WORK TO BE COMPLETED:
Copy out each line of the data that includes the string "Pontianak".

THE DATA:
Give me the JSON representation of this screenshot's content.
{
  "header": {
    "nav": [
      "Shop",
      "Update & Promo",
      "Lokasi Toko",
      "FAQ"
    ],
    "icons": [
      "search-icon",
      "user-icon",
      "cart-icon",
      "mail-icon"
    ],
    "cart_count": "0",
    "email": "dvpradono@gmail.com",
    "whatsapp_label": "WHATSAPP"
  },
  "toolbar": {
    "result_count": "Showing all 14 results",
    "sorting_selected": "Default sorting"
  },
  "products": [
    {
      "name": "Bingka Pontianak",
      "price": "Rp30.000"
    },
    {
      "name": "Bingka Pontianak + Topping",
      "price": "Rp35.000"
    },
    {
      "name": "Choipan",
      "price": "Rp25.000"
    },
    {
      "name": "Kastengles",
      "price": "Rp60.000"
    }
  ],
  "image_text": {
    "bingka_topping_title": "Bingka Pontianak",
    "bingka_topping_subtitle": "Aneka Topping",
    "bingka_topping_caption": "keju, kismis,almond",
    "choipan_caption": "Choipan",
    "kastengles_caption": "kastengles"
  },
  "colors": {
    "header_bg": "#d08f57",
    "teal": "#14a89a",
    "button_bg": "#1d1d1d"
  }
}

TASK SOLUTION:
      "name": "Bingka Pontianak",
      "name": "Bingka Pontianak + Topping",
    "bingka_topping_title": "Bingka Pontianak",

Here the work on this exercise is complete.